In the search for alien life, Titan is a pretty strong contender. The largest of Saturn's moons, it has the most Earth-like atmosphere discovered yet, with lakes, rivers and rainfall. Sure, these rivers flow with methane, not water, and the moon's temperatures hover around -290 degrees Fahrenheit, but it's still remarkably Earth-like. And a new study suggests that Titan has prebiotic conditions; chemicals that could come together and form life.
The study, performed by scientists at Cornell University and recently published in the Proceedings of the National Academy of Sciences draws on data from NASA's Cassini and Huygen's missions into Titan's dense atmosphere.
And it turns out that the properties of the moon that make it utterly unappealing for human habitation may just carry the key chemical components that make it a contender for alien life. When sunlight hits Titan's dense, yellow, methane and nitrogen packed atmosphere, hydrogen cyanide (HCN) is formed.
Generally HCN is something that we'd want to keep away from, but it is an important precursor for life even here on Earth. And on the frigid surface of Titan, HCN can still react with itself or other molecules to form long chains, or polymers, called polymine.
Martin Rahm, postdoctoral researcher in chemistry at Cornell University and lead author of the new study, explained in a statement:
Polyimine can exist as different structures, and they may be able to accomplish remarkable things at low temperatures, especially under Titan's conditions.
Extraordinary things such as absorbing the sun's energy, and perhaps even becoming a catalyst for life. Rahm continued:

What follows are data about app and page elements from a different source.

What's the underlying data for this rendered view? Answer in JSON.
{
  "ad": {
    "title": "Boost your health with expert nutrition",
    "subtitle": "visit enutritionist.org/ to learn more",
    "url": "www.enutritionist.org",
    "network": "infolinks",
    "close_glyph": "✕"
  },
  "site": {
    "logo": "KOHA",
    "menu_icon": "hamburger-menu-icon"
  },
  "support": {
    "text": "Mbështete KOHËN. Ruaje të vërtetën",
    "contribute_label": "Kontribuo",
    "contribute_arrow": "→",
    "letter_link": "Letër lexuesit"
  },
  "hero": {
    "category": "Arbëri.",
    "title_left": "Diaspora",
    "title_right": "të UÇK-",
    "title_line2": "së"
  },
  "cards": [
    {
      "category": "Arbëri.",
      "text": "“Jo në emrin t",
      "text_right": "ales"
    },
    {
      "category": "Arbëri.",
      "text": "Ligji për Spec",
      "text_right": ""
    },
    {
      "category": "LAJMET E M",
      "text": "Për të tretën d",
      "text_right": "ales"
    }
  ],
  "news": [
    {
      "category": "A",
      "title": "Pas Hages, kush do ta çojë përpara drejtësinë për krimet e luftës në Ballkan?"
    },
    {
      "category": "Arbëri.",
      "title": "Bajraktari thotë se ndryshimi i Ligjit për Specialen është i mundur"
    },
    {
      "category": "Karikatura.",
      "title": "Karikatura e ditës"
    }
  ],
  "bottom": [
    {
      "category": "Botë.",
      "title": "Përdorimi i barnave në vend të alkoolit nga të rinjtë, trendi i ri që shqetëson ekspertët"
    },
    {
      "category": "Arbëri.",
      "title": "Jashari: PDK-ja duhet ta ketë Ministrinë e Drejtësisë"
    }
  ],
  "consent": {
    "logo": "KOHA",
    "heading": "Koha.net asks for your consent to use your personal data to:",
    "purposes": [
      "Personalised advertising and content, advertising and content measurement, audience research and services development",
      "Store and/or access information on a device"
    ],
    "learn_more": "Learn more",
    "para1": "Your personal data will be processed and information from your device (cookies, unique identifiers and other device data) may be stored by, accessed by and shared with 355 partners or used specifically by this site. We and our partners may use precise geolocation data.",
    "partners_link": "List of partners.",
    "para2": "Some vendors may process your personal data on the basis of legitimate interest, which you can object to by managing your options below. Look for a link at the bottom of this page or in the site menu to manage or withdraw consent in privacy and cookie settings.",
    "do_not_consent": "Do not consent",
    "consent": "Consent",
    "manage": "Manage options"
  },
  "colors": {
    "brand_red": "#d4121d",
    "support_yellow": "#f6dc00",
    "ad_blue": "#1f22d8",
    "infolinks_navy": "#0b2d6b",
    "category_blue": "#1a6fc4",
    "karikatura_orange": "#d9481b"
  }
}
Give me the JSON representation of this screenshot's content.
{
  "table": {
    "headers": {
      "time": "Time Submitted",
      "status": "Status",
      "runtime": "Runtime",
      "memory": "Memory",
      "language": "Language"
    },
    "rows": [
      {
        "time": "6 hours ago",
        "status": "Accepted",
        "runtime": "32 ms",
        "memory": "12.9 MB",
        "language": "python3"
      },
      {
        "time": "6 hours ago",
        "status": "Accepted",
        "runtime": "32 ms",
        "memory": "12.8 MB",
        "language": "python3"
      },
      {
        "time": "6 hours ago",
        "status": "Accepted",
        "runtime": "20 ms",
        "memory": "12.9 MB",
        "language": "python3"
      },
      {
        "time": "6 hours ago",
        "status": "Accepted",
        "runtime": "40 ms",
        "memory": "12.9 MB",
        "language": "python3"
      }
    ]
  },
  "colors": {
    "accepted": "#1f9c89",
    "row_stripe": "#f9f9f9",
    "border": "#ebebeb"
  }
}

"We need to continue to examine this, to understand how the chemistry evolves over time. We see this as a preparation for further exploration. If future observations could show there is prebiotic chemistry in a place like Titan, it would be a major breakthrough. This paper is indicating that prerequisites for processes leading to a different kind of life could exist on Titan, but this only the first step.